It’s hard to believe that we’ve come to the end of our fourth specialist clinical placement. This is officially our halfway point for Phase III, which means that we’ve got four more six-week blocks to go. It’s such a cliché, but time really is flying past. Seeing all of the first-year students celebrating the end of their exams recently has brought home the uncomfortable realisation that my cohort was in the exact same position already two years ago, and it’s become even more difficult to believe that a new cohort is starting in just a couple of months! Thankfully I can rest comfortably in the knowledge that I will never, but never repeat my first-year exams again.
Obstetrics and Gynaecology is really quite a diverse speciality – much more than I realised before starting. Obviously the focus is largely on women’s health (but not entirely…) but the clinical requirements on the doctors are really varied. It’s one of the only specialities I’ve come across which is a healthy mix between clinics, ward work, hands-on medicine and more than a little bit of surgery all in one role. Depending on the day of the week, doctors may find themselves performing hysteroscopies/colposcopies (visualising the vagina or uterus with a specialised camera), doing ward rounds, conducting caesarean sections, running clinics (either obstetric or gynaecological) and likely all of the above.
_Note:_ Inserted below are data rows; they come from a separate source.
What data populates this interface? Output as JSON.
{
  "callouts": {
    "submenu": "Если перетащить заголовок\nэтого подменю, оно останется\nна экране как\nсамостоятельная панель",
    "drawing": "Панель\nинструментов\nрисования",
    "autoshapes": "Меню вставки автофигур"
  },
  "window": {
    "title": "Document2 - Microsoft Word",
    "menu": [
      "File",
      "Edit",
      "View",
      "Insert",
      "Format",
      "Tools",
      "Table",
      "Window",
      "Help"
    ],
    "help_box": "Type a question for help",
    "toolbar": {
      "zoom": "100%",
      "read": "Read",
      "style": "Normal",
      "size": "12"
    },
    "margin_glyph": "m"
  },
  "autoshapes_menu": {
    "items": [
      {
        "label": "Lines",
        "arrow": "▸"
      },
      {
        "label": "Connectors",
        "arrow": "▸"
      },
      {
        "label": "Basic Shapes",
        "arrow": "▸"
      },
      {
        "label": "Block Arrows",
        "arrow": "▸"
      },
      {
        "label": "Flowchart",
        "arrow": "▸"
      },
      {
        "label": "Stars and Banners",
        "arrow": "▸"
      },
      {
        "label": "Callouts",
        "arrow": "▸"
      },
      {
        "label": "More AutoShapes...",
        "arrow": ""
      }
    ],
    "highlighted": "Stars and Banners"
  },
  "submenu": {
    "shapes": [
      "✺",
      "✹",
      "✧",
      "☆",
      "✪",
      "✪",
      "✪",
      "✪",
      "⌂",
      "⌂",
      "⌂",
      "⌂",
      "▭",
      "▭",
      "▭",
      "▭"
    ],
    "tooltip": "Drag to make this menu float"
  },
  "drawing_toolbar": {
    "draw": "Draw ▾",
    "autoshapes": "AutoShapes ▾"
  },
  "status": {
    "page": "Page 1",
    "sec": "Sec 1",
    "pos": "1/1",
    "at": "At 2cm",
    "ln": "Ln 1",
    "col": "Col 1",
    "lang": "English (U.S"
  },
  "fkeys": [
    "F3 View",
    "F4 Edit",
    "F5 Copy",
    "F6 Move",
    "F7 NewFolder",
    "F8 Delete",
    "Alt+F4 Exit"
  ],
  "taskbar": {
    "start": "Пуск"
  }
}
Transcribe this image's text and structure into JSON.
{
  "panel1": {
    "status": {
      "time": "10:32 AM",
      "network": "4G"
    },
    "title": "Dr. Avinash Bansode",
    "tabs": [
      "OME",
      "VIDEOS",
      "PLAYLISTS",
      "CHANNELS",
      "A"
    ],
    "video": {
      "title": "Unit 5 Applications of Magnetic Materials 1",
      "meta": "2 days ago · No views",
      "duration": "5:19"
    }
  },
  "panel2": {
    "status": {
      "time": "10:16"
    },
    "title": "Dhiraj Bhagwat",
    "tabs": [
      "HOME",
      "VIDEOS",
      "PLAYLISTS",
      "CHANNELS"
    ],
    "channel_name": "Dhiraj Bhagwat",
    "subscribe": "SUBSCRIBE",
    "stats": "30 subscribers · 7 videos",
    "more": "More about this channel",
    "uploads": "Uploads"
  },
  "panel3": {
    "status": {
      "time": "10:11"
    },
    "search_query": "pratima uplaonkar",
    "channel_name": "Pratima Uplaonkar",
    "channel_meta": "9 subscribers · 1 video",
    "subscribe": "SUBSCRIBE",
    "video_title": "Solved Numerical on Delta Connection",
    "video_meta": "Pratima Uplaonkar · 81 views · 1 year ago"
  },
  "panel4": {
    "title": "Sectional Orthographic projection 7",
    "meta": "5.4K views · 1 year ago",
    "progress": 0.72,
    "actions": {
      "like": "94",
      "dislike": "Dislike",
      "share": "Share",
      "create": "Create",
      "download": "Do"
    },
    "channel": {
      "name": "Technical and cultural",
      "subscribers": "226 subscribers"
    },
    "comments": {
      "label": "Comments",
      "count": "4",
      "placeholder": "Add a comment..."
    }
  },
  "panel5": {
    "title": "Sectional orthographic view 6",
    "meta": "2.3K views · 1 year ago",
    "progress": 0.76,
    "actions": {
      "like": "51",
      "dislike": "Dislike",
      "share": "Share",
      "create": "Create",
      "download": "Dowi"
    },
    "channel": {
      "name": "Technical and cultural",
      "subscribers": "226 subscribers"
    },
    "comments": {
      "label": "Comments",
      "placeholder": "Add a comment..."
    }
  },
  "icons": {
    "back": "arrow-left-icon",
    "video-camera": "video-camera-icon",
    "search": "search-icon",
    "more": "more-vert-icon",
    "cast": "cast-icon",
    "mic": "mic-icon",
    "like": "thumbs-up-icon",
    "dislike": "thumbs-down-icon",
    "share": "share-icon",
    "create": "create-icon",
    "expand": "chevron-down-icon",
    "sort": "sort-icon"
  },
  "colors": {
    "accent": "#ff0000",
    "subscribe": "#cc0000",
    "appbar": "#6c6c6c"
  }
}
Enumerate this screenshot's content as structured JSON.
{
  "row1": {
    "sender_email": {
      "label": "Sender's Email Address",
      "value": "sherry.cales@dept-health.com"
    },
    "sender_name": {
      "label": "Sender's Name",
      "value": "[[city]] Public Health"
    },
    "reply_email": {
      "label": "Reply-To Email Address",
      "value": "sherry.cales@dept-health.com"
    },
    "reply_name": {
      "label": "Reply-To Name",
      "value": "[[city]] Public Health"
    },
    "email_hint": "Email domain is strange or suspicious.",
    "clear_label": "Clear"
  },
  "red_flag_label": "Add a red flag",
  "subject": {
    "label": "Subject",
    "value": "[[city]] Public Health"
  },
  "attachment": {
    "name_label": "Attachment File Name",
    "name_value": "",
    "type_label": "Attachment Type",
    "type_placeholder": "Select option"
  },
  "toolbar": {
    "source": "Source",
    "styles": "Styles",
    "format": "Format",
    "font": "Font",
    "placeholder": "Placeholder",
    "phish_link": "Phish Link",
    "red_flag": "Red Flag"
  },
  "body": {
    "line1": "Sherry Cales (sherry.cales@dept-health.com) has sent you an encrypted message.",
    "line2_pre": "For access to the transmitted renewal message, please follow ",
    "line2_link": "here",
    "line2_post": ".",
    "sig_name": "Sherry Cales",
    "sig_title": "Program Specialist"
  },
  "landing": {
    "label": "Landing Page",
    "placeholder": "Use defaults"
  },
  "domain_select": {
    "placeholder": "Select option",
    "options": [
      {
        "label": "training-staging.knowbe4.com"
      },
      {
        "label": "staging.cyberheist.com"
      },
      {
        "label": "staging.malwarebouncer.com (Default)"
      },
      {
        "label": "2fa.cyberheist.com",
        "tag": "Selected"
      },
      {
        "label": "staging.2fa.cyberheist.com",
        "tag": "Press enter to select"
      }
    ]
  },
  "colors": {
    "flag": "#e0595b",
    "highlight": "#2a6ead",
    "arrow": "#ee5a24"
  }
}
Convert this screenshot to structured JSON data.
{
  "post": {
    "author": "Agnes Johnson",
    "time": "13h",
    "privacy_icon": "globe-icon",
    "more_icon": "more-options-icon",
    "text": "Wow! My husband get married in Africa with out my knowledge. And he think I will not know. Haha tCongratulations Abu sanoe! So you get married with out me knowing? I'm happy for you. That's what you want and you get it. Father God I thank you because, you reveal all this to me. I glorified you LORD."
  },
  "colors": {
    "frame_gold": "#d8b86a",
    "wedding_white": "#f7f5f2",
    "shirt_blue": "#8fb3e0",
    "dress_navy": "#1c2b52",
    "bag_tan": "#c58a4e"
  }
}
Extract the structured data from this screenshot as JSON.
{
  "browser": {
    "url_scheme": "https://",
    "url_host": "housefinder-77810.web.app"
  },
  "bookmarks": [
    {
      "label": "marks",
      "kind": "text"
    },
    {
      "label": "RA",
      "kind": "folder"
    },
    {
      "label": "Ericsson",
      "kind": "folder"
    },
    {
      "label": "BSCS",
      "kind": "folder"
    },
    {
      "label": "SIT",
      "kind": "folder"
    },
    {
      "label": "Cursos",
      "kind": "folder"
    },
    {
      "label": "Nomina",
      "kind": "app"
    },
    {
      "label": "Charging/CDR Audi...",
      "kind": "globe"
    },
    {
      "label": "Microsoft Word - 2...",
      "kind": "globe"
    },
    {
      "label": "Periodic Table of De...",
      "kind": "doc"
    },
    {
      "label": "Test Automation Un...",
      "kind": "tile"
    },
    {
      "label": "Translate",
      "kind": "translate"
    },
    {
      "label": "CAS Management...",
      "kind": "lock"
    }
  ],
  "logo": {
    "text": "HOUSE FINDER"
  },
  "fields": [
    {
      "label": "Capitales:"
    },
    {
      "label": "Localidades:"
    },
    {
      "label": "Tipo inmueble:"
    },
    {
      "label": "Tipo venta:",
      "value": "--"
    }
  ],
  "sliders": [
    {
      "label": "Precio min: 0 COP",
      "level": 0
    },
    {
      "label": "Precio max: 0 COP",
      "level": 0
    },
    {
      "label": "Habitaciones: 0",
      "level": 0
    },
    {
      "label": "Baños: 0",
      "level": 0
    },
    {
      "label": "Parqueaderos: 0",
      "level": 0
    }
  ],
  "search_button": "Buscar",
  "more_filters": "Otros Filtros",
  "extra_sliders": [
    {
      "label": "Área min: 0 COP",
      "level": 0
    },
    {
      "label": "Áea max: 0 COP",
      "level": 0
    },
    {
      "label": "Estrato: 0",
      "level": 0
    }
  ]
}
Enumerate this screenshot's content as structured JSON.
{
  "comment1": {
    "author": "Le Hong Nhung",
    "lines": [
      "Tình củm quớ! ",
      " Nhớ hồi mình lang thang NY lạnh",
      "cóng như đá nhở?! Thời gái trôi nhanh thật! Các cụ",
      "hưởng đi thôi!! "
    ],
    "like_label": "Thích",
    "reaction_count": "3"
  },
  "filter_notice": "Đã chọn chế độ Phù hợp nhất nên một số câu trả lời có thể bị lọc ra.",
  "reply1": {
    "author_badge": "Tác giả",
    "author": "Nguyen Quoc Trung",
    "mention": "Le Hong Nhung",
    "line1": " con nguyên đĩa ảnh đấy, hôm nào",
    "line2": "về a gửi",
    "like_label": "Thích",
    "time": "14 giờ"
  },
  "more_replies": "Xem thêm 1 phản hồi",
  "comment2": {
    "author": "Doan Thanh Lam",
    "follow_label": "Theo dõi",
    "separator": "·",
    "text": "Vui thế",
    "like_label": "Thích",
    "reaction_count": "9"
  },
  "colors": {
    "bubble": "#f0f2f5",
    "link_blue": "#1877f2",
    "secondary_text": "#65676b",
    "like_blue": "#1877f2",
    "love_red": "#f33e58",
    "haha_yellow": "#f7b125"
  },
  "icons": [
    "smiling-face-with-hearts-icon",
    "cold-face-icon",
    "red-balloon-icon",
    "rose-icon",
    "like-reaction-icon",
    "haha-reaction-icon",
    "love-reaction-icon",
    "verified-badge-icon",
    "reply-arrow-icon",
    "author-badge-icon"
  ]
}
Being a student in this rotation has allowed us to see all of these and more. Our education department have done a great job of ensuring that we rotate throughout a few groups of learning opportunity: we have a labour week, a theatre week and a special-interests week, and we run through this cycle twice. I’ve probably enjoyed the theatre week the most of the three. It just amazes me to see open surgery (known as laparotomy, as opposed to keyhole surgery, which is otherwise known as laparoscopy). There is so much going on with the anatomy under the surface, and the doctors spend so much time concentrating on this and making sure that everything goes right; and then at the end when they patch everything up, all that’s left is a tiny little incision with invisible stitches which you can barely see. It’s such an amazing concept that it all tidies up so nicely and seeing it happen blows my mind every time.
This week in the theatre we’ve seen lots of gynaecological procedures, primarily dealing with ovarian and uterine disorders. We’ve seen the drainage and removal of several cysts (I’m not going to lie; it’s not for the weak-stomached among us), a couple of hysterectomies and a couple of removals of ectopic pregnancies. As is logical, we’ve seen women of all ages and all stages in life. Every woman is asked to provide her consent to our presence before we go into theatre and if she doesn’t want us there, then we observe her wishes. It’s been such a useful block and I’ve really got a lot out of it – I hope the remaining blocks are as good as this one has been.